Beijing’s arguments rely on Washington’s privileging Sino-U.S. cooperation on a range of global issues above other commitments. As it has been presented, Japan appears to join a set of issues—including Taiwan and export controls—that Beijing claims inhibit progress in the Sino-American relationship. The framework that Beijing has put forward for reconciling problems in U.S.-China Relations—the “New Type of Great Power Relations” or “New Model of Relations among Major Countries” (xinxing daguo guanxi)—reinforces this kind of thinking, because it speaks to the long-held hope of a partnership and avoiding the pessimistic repetition of great power conflict (“Chinese Dreams: An Ideological Bulwark, Not a Framework for Sino-American Relations,” China Brief, June 7; “China’s Search for a ‘New Type of Great Power Relationship’,” China Brief, September 7, 2012). Yet, Beijing’s behavior in the South and East China Seas suggests this hope will come at the cost of acceding to Chinese pressure on the international system. Thus, the choice is not between U.S. relations with China or countries on its periphery, but rather between a partnership with China and preserving the international system Washington created.

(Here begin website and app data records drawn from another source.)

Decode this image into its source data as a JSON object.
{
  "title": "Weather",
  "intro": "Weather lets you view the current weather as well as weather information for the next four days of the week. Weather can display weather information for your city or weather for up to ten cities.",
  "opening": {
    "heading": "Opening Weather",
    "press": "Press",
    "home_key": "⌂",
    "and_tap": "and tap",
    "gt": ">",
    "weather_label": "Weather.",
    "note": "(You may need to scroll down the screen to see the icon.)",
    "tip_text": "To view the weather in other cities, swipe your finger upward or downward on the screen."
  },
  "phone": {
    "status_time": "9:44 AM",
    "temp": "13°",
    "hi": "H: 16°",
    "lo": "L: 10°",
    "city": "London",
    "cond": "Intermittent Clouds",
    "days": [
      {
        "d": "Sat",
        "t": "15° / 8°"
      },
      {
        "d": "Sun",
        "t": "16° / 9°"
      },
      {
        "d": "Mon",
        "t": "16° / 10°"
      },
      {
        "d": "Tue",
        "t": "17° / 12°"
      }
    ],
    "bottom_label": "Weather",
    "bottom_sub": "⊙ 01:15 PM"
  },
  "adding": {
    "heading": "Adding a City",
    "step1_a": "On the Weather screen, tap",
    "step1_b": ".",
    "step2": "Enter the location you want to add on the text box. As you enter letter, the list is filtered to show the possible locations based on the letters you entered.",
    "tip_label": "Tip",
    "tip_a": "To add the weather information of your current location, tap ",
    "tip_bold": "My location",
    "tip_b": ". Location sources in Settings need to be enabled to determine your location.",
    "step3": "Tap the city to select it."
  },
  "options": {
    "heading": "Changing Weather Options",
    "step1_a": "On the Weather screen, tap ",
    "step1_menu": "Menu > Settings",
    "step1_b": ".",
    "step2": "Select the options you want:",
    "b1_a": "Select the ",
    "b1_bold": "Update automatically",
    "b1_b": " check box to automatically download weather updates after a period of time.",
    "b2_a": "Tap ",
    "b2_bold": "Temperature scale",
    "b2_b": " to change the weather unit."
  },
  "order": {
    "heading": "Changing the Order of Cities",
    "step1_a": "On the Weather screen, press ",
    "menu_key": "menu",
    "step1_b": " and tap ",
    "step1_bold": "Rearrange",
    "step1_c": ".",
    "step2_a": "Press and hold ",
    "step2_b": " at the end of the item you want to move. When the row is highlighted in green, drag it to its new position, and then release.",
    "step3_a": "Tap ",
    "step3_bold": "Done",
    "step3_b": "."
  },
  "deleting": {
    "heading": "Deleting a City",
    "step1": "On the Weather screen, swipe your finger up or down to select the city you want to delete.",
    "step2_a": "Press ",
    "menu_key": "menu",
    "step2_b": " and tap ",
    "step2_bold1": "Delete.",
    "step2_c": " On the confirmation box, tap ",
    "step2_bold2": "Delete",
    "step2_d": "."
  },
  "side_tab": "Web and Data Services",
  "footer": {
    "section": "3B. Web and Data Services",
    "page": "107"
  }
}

  1. Paul H.B. Godwin and Alice L. Miller, China’s Forbearance Has Limits: Chinese Threat and Retaliation Signalling and Its Implications for Sino-U.S. Confrontation, China Strategic Perspectives, No. 6 (Washington, DC: National Defense University, 2013) <>